It seems that many people in our modern American culture think of death as a dreary and fearful topic. There has been a movement over the last couple of decades with the idea of making funerals more about a celebration of life than about disheartened feelings around death. In my humble opinion, there is nothing wrong with mourning nor with celebrating (or even both) during the time surrounding the loss of a loved one. Living and dying are not opposites but rather necessary pieces of existence, and at Carolina Memorial Sanctuary, we offer more than just burial.
Because of the land conservation element of what we do, death and dying are balanced in my work as Steward, especially by the planting of native trees, shrubs, grasses and wildflowers. Memorial plantings – when a tree, bush, or shrub is planted in memory of someone – are an option for guests, families and friends, or even by third party benefactors. The intention is multi-faceted from restoring native species and habitats, to landscaping and beautification, to commemorating a friend or relative.

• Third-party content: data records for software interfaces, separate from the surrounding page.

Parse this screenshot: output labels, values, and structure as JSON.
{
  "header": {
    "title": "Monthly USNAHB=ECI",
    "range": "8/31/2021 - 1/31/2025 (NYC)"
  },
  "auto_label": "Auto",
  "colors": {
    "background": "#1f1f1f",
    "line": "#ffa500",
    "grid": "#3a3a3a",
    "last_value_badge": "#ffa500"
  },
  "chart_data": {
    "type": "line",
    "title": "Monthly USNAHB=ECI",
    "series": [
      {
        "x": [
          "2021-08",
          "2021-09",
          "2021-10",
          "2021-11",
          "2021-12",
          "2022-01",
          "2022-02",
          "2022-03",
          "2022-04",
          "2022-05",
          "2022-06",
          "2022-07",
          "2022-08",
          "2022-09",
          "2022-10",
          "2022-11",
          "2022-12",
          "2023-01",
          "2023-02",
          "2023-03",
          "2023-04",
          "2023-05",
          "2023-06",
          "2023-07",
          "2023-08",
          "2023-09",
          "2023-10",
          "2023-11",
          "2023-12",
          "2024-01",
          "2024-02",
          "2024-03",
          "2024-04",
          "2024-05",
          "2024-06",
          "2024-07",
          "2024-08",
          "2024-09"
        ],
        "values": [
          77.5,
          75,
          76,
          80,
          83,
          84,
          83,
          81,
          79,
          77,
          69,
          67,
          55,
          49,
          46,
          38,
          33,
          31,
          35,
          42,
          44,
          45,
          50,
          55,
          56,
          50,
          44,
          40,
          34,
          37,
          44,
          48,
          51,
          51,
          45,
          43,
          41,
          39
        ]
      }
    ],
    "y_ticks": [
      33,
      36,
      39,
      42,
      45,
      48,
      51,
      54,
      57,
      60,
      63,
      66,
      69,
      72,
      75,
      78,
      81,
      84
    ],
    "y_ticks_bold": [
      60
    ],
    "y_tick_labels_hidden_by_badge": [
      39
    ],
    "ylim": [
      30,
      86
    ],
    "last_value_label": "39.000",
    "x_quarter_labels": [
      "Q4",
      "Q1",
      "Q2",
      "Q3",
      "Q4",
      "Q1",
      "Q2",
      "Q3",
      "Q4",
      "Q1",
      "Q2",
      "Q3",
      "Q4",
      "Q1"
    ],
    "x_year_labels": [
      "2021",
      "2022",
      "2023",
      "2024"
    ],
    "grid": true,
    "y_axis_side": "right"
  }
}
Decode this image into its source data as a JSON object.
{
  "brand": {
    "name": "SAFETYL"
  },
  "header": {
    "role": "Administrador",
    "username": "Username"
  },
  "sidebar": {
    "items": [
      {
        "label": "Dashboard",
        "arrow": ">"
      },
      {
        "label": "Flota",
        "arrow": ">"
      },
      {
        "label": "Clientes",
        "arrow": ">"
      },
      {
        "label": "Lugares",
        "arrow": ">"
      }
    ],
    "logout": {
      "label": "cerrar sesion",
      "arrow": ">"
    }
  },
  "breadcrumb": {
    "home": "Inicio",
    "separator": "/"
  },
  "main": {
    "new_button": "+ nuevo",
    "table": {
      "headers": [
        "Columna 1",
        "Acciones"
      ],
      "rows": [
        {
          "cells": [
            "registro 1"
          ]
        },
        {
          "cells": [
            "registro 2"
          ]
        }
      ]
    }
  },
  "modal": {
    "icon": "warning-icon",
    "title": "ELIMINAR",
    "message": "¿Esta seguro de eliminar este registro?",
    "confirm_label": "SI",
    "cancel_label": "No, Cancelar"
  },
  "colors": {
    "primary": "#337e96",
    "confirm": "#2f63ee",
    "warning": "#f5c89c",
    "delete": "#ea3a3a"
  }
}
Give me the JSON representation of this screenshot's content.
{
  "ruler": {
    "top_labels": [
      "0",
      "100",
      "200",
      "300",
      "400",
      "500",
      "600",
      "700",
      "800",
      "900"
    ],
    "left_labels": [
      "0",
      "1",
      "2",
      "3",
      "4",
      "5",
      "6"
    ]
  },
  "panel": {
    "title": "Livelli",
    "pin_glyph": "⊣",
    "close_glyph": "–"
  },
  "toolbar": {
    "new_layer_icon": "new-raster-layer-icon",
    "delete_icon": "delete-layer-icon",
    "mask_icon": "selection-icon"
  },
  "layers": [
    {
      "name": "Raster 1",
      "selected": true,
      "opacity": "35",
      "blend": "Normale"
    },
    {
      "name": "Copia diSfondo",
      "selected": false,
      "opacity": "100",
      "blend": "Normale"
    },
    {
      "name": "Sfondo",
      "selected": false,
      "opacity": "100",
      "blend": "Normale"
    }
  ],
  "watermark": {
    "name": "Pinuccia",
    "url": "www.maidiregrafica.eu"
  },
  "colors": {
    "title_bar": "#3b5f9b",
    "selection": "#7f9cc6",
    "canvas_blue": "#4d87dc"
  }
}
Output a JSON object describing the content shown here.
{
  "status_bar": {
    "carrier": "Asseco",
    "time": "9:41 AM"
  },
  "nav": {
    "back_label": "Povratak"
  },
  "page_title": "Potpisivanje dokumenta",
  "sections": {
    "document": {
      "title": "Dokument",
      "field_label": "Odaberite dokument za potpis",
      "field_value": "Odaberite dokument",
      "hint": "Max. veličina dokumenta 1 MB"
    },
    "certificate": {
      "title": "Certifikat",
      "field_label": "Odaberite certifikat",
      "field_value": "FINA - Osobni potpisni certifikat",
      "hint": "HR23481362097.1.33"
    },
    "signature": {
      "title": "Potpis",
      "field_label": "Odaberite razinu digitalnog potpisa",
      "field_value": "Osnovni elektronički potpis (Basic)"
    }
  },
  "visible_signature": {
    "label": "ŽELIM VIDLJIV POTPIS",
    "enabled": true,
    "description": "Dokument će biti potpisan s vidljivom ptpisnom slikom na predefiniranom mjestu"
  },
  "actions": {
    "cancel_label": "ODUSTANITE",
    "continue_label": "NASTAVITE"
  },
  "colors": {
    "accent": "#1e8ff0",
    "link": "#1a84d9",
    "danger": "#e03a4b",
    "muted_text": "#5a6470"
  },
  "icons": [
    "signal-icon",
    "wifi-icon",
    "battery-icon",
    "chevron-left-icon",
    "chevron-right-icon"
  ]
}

Memorial plantings can be especially powerful at the time of death. When someone we love dies, planting something living in their honor can help remind us of the connection between death and life – that even when someone or something dies, it creates space for new life. It can take on even greater significance when a tree or shrub is planted directly above or near the grave, knowing that the plant, a living being, is closely connected to the body of a loved one who is no longer here. We see life continue and there’s something about this that can be very comforting. And some individuals simply choose to have a planting on their grave in place of a more “traditional” marker such as a headstone.
At Carolina Memorial Sanctuary, memorial plantings go even further and help support the restoration and conservation of the land. During the stages leading up to our acquisition of the Sanctuary property, in order to receive a conservation easement, we were required to have a baseline study to identify the extant flora and fauna. We identified 4 or 5 major habitats and a few minor ones on our small 11 acre sanctuary. Although our burial space is only divided into 3 categories, we nonetheless have a great deal of diversity. This is one of the blessings of our little area of Henderson county, in southern Appalachia: biodiversity!
We want to accommodate all memorial planting requests and sometimes it becomes challenging. In addition to supporting the wishes of our guests, friends and family, the Sanctuary also needs to protect the land. In part this means maintaining the various habitats in ways that support the needs of the non-human residents too. When we began the clearing of what is now our Southeastern Meadow habitat, we had several thousand trees mulched in place; mostly Bradford pears (an exotic and invasive species) and Tulip Poplars (a rapid-growing native that tends toward mono-culturing). In addition to creating a meadow space, the clearing of invasive trees and thick undergrowth also made for some really beautiful burial spots. To maintain the Southeastern Meadow, we have to be careful about what we plant and where; if we planted a tree over every grave, the meadow would become a forest again, thus defeating the purpose of restoring the native habitats. This goes for all of our habitats, which is why we have a restoration plan in place (also required to receive a conservation easement) that dictates where planting can take place.
When someone requests a memorial planting at a gravesite, we take into account the burial location and determine if planting is appropriate. If it is, we offer options from our list of approved plants for that particular habitat. If we are unable to plant at the gravesite, there are so many other areas on the property for plantings that help with our restoration and conservation efforts – all of which can still be done with your loved one in mind. Purchasing a memorial plant for the woodlands is a great way to help with land restoration. We have two distinct woodlands (not including our stand of Eastern Hemlocks) on our property: one is mixed hardwoods, the other is usually referred to as successional, and consists of mostly more short-lived pines. We will have opportunities throughout the next several years to do plantings of trees and shrubs in these forest areas.
When you choose a memorial planting, whether it’s in the memory of a loved one or simply to help support land restoration, not only do you get the sense of feeling good about the offering, you also get to give the gift of renewal to the greater community of living and dying at the Sanctuary.
See our Memorial Gifting and Contribution page to learn more about the different ways you can honor a loved one and/or contribute towards land conservation and restoration at Carolina Memorial Sanctuary.